Consider the following:
Consider the following...
1) Type "[ code ]" without the spaces, hit enter then type "[ /code ]".
2) Copy your... wait for it... "code" from your IDE.
3) Paste your code on the line with the code tag.
The thing to watch out for is whether you have any pointers defined in the classes you are creating, like links in a linked list, as an example. Unless the destructor defined in the static object explicitly deletes any dynamically created objects that are members of the static object's state, those objects will continue to occupy memory in the heap after the static object has been released.
There are a couple things worth covering here...
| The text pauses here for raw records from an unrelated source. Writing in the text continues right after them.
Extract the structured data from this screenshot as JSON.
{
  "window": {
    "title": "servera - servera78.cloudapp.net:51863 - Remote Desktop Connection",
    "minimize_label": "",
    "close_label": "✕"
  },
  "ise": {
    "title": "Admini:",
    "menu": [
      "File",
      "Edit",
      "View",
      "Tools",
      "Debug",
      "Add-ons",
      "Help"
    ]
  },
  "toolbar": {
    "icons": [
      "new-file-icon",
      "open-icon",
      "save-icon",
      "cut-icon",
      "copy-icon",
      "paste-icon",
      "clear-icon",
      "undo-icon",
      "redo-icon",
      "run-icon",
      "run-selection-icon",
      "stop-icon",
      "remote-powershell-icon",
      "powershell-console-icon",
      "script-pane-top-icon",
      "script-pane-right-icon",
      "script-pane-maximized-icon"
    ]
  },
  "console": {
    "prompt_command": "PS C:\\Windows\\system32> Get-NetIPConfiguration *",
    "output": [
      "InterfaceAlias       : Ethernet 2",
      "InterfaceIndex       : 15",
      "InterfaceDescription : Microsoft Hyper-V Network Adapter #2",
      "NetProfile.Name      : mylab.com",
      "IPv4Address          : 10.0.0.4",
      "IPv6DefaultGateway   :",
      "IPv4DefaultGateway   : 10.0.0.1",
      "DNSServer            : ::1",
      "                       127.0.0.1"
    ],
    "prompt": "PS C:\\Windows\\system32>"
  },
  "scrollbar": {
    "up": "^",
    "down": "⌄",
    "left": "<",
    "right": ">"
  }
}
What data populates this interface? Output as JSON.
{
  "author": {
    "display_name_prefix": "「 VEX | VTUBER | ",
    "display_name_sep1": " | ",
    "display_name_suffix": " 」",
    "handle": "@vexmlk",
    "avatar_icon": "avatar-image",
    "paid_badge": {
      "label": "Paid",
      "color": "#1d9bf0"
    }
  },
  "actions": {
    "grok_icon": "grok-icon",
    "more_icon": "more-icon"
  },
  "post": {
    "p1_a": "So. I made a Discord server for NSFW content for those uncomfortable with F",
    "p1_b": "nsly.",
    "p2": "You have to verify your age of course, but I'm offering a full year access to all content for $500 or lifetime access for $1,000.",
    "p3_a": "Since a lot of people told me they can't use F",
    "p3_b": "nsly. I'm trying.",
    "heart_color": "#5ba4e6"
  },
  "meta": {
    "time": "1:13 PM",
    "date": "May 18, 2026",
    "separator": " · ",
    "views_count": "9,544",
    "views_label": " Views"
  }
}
1a) Although your "watch out for this" point is valid, the OOP example sort of muddies the water regarding memory leaks and pointers. Just to be extra clear for the newbies... OOP and memory allocation are two, not necessarily related, topics. You can allocate objects on the stack or heap; however, you don't have to use OOP in order to allocate memory on the heap.
1b) It is NOT a good idea to use OOP in the manner that jasonfactor did here. He is providing an example using some skeleton code. Instantiating and destroying an object in this manner is not a good idea.
1c) Finally, this is also a bad example of garbage collection... jk. =)
2) Again, just to be extra clear for the newbies. Should an abstract data type destroy it's contents upon destruction? For instance, I have a bunch of Foo that I iterate over doing various operations. I also have a heap of the same Foo that keeps things ordered based on one of the fields in Foo. Now I no longer need either the list or the heap... I'm not going to appreciate your ADT destroying all of my objects! What Jasonfactor is saying is that you should also destroy any supporting objects like Nodes that will typically be instantiated by the LinkedList class.